June 20th featured extreme instability, moderate wind shear and good lift along an advancing boundary over Iowa. We started the day from Denver, CO as it was the first day of the tour. After an early departure, we made it just east/southeast of Des Moines, Iowa (650 miles later!) just in time for storms to explode. The first supercell we intercepted was just east of Des Moines and never had the “look” like it wanted to become tornadic. Nice structure and a rotating wall cloud occurred, but it could never tighten up enough to produce a tornado. We dropped south and headed back west a little bit as a second storm quickly became organized. It developed a strong hook echo on radar to the west of Pella. As we arrived in town near the factory, we stopped to watch. Intense lightning was also occurring, a tell tale sign of storm intensification. Within a few minutes, a large bowl shaped funnel formed. Soon it developed into a full fledged cone shaped tornado that was on the ground for several minutes. In my haste to shoot video, time lapse and digital images, I failed to get a proper focus on my camera and thus most images were slightly blurry. The tornado dissipated and the storm eventually weakened as it moved east, ending our chase. A great first day for Tour 8!! Enjoy the pics, blurriness and all !!!!!

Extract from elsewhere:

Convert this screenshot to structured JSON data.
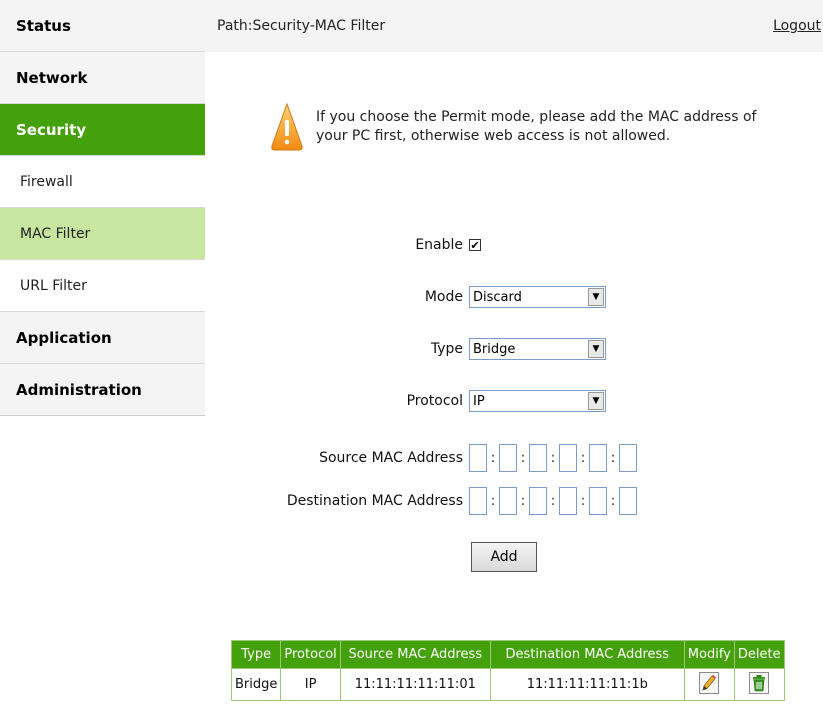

Arrival day for Tour 8 brought us out to chase! The Denver Convergence Vorticity Zone (DCVZ) was active, with steep lapse rates, moderate CAPE and the wind shift to set the stage for severe thunderstorms and nonsupercell tornadoes. Two such tornadoes occurred with early convection that formed along the boundary. Cells developed and back built on the boundary tapping into the vorticity that was present. One tornado was on the ground for about 10 minutes northwest of Last Chance and the second tornado for only a couple minutes to the south of Last Chance. A fun way for tour guests to spend arrival day! We’ll chase every day we can, even if it isn’t a scheduled day. Enjoy the pics!
June 13th was the last chase day for the next week as a massive ridge of high pressure dominated the western 2/3 of the US. Fortunately we were able to catch a few severe storms/marginal supercells in western Nebraska north of Alliance. Good CAPE, but marginal shear would let these storms become a cluster of outflow dominant storms late in the day. However they were quite electrified, before gusting out near Hemingford, Nebraska. Fun day, with 80mph winds, golfball sized hail and some pretty scenery to watch these storm do their thing! Enjoy the pics!